__RECORDS SUPPLIED__:

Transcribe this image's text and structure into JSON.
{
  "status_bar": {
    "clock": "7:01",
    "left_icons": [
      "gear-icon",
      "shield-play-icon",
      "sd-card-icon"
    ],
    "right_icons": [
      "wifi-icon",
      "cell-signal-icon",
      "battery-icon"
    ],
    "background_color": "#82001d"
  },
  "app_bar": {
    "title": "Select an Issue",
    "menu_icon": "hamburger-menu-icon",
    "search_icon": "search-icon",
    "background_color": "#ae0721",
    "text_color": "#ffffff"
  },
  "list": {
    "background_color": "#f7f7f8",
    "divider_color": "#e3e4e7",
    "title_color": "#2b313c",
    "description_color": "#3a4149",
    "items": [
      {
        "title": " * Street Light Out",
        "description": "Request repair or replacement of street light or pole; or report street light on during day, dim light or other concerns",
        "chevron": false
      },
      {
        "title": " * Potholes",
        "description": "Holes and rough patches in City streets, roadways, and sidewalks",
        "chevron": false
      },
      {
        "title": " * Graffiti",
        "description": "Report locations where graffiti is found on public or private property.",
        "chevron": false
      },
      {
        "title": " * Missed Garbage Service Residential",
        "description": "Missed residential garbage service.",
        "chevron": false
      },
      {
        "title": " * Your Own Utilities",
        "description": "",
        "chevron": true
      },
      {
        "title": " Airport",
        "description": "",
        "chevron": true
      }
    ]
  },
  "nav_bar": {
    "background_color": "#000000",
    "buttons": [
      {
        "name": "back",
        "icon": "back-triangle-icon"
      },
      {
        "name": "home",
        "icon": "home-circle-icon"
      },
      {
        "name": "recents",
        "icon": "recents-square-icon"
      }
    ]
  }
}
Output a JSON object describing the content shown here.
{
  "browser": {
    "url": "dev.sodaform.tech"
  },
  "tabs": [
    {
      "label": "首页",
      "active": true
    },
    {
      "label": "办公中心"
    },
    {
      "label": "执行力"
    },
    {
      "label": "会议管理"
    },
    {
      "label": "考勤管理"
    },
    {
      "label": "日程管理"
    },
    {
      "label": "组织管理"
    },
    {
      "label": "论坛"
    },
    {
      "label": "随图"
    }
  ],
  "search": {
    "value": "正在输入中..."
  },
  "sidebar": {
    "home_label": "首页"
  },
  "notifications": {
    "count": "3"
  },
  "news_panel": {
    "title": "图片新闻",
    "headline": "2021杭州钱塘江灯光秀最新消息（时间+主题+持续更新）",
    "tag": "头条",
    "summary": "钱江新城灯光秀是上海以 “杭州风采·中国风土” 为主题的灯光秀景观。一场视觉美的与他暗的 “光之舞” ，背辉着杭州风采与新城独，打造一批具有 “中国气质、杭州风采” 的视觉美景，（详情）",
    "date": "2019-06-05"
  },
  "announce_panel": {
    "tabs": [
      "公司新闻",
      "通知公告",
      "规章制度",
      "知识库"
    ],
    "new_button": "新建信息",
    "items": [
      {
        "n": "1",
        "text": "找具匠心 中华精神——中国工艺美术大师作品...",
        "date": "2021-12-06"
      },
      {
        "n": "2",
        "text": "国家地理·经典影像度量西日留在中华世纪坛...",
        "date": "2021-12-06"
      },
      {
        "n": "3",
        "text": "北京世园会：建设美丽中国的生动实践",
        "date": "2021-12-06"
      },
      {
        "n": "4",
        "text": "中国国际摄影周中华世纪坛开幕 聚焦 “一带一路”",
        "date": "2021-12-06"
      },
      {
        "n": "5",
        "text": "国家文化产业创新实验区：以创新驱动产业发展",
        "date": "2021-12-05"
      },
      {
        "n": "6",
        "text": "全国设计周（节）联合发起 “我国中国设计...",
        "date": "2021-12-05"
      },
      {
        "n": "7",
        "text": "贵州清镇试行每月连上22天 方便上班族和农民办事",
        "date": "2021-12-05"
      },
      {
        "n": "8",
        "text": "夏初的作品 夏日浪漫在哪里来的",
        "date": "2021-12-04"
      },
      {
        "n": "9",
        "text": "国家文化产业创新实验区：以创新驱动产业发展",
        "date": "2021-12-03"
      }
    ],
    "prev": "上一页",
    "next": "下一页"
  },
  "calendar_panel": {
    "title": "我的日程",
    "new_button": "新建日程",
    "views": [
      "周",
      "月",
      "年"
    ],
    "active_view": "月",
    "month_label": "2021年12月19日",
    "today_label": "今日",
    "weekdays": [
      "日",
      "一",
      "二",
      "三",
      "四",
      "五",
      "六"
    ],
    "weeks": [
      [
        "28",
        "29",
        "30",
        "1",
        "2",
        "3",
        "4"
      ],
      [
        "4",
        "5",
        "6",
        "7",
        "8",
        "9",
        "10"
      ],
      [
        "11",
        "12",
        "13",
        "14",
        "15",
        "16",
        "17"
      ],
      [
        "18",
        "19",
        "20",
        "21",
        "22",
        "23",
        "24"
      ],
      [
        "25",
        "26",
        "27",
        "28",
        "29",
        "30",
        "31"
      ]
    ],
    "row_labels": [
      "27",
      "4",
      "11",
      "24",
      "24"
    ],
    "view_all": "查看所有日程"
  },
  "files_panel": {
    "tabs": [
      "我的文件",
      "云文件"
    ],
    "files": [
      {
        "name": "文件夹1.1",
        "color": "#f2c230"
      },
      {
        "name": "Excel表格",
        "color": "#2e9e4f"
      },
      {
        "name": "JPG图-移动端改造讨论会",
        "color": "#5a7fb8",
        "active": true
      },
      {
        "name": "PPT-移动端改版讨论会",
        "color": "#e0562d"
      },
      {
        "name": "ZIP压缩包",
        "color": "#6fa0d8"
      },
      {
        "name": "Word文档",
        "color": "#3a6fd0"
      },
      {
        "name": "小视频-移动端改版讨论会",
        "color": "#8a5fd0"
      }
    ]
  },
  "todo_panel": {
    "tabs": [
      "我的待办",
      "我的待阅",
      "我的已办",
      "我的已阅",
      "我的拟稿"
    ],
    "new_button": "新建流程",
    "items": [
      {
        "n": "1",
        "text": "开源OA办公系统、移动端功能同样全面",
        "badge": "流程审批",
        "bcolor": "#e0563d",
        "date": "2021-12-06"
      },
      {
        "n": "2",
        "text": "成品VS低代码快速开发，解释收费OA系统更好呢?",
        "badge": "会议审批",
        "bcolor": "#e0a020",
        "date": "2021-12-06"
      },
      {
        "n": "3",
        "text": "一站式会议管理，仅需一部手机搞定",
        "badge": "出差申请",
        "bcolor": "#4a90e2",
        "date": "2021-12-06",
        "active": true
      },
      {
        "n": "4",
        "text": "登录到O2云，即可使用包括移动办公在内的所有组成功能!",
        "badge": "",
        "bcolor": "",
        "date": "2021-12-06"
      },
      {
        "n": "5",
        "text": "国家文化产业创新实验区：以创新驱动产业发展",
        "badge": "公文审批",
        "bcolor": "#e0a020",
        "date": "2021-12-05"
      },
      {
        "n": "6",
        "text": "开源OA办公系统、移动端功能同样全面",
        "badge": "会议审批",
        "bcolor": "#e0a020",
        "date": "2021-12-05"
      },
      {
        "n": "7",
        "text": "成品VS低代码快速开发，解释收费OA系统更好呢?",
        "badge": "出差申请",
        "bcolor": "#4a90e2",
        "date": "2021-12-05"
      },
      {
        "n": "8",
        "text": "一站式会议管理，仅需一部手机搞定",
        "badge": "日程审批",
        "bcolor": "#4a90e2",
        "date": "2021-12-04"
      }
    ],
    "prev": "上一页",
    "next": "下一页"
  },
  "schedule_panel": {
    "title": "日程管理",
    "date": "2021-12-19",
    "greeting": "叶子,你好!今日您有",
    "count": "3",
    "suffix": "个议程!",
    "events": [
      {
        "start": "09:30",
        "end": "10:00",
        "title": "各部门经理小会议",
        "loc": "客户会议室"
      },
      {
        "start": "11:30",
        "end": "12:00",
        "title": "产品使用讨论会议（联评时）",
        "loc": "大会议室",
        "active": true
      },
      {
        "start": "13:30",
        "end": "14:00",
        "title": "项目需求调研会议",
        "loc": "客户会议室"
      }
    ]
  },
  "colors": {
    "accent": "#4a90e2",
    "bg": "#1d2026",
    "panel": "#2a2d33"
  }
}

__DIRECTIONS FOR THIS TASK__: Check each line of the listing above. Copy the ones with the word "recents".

__EXERCISE SOLUTION__:
        "name": "recents",
        "icon": "recents-square-icon"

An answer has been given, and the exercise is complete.